Stadium staff also became vital for processing voters, thanks to their experience with security and crowd control. Other team staff signed on as poll workers; 15 of his staff also became certified poll managers, he says.
In such an odd year, the stadium setups also made life easier for election officials, like Michael Dickerson, director of elections in Mecklenburg County, North Carolina, which encompasses Charlotte and has about 800,000 registered voters. The state’s turnout rate was 75% in 2020, higher than the national average. The homes of the Hornets, Panthers, and the smaller Bojangles Coliseum all signed up to host voting. Dickerson says the know-how of the staff was a particularly useful. “It was just very fluid, and especially in the midst of a COVID pandemic when we’re all scared to death,” he says. “They knew what they were doing.” He also says the election benefitted from free advertising. “Now it’s on the sports page,” he says, drawing people out who may not traditionally pay attention to more political news.
Some stadiums turned voting into a sports event. Dodger Stadium provided music via mariachi bands, and others gave away “team swag” like face masks with logos. At Charlotte’s Spectrum Center, they took selfies of voters and projected them onto the Jumbotron. Not all venues did that. After hearing about officials shutting down Milwaukee locations due to mascots (after Wisconsin’s Republican chairman said the mascots might be electioneering), State Farm decided against entertainment. “That’s not what voting is,” Koonin says. “That’s what basketball is.” (Though, they did convert the peach on the state’s traditional “I Voted” sticker into a basketball.)
A major finding of the report was that there was no discernible partisan advantage. Experts had originally thought it might benefit Democratic and nonwhite turnout, but that proved untrue; for instance, in L.A., more Democrats voted in stadiums than other places, but in Washington, D.C., more Republicans did so. However, more Democrats than Republicans support stadium voting in general (86% to 66%); opponents cited concerns that it enables fraud, that voting should be local, and that it diverts resources from other polling places. Spillane said there was no evidence of voter fraud, and adds that, due to the large scale, most stadiums were among the most heavily monitored in the country. (Because most of the stadiums were used for early voting, they served voters from a wider area than just the precinct the stadium was located in—as is the case for all early voting sites.)
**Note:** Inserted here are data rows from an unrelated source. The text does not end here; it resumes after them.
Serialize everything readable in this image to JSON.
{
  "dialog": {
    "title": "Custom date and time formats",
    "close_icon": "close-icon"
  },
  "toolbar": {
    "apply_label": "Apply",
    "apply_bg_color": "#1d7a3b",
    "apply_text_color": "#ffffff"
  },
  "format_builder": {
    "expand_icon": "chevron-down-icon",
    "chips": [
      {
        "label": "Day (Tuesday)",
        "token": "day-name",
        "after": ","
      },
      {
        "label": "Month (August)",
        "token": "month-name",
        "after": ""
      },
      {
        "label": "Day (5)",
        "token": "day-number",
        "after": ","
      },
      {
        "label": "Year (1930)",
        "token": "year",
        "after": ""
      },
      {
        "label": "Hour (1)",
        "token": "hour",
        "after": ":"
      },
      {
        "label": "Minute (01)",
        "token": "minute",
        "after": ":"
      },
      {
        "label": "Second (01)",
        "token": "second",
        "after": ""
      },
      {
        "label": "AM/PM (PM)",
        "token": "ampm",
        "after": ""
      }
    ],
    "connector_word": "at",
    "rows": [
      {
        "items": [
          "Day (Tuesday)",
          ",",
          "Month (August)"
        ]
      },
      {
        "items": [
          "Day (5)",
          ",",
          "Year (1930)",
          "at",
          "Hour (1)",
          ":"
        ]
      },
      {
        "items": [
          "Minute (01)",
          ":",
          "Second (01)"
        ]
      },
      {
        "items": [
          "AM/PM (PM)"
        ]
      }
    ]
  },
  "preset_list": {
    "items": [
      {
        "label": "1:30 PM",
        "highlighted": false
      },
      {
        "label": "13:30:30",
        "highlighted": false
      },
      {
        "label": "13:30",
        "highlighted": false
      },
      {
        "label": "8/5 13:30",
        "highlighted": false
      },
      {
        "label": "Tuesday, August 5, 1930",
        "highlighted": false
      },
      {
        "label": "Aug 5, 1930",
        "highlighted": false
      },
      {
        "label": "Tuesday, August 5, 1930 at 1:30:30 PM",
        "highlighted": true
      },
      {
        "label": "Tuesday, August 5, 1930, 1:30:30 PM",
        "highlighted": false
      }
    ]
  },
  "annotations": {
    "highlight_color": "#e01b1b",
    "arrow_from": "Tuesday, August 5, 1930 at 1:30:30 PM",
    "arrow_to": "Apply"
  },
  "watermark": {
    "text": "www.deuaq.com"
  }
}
Part of the report’s purpose is to persuade sports teams to offer their stadiums as polling places in future elections. Spillane says all the venues have expressed interest for 2024. However, while Koonin aims for the Hawks’ home to host in that presidential election, it will not participate in midterm voting this year, due to the disruption to the basketball schedule; it was easier in 2020, when the NBA played in a bubble in Florida, and so State Farm was able to provide 19 days of early voting. In Georgia, Election Day voting must take place in your precinct, so they can’t just open up for the single day. In states with different rules, the report recommends that Election Day becomes a blackout day for sports games.
Mecklenburg County hasn’t yet confirmed midterm stadium voting, but Dickerson remains hopeful. He suggests that even if it clashes with games, fans could arrive early and vote pre-match. He values the private partnership in the democratic process. “They were just being good corporate citizens,” he says. “You can’t really ask for much more than that.”